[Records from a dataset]
::::::::::

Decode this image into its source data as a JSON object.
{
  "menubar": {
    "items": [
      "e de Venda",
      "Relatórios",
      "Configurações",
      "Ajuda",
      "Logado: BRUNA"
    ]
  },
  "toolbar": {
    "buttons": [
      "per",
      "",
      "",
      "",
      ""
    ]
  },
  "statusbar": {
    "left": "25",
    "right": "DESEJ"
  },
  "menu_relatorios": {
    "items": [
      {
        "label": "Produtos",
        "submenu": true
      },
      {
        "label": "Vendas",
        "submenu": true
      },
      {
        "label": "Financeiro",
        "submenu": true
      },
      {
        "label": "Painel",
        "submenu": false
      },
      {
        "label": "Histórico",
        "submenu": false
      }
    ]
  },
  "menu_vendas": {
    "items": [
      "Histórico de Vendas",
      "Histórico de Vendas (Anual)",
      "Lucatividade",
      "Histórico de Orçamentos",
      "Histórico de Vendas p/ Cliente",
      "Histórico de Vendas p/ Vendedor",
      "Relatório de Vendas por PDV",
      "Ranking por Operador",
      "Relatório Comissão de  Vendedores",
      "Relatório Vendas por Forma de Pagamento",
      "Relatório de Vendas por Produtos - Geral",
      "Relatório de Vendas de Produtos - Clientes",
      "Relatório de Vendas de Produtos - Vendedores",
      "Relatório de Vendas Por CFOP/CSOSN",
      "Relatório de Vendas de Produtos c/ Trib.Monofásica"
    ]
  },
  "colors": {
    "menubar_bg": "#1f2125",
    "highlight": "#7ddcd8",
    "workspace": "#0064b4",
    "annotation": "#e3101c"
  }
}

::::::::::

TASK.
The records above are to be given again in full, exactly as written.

FINISHED TASK.
Decode this image into its source data as a JSON object.
{
  "menubar": {
    "items": [
      "e de Venda",
      "Relatórios",
      "Configurações",
      "Ajuda",
      "Logado: BRUNA"
    ]
  },
  "toolbar": {
    "buttons": [
      "per",
      "",
      "",
      "",
      ""
    ]
  },
  "statusbar": {
    "left": "25",
    "right": "DESEJ"
  },
  "menu_relatorios": {
    "items": [
      {
        "label": "Produtos",
        "submenu": true
      },
      {
        "label": "Vendas",
        "submenu": true
      },
      {
        "label": "Financeiro",
        "submenu": true
      },
      {
        "label": "Painel",
        "submenu": false
      },
      {
        "label": "Histórico",
        "submenu": false
      }
    ]
  },
  "menu_vendas": {
    "items": [
      "Histórico de Vendas",
      "Histórico de Vendas (Anual)",
      "Lucatividade",
      "Histórico de Orçamentos",
      "Histórico de Vendas p/ Cliente",
      "Histórico de Vendas p/ Vendedor",
      "Relatório de Vendas por PDV",
      "Ranking por Operador",
      "Relatório Comissão de  Vendedores",
      "Relatório Vendas por Forma de Pagamento",
      "Relatório de Vendas por Produtos - Geral",
      "Relatório de Vendas de Produtos - Clientes",
      "Relatório de Vendas de Produtos - Vendedores",
      "Relatório de Vendas Por CFOP/CSOSN",
      "Relatório de Vendas de Produtos c/ Trib.Monofásica"
    ]
  },
  "colors": {
    "menubar_bg": "#1f2125",
    "highlight": "#7ddcd8",
    "workspace": "#0064b4",
    "annotation": "#e3101c"
  }
}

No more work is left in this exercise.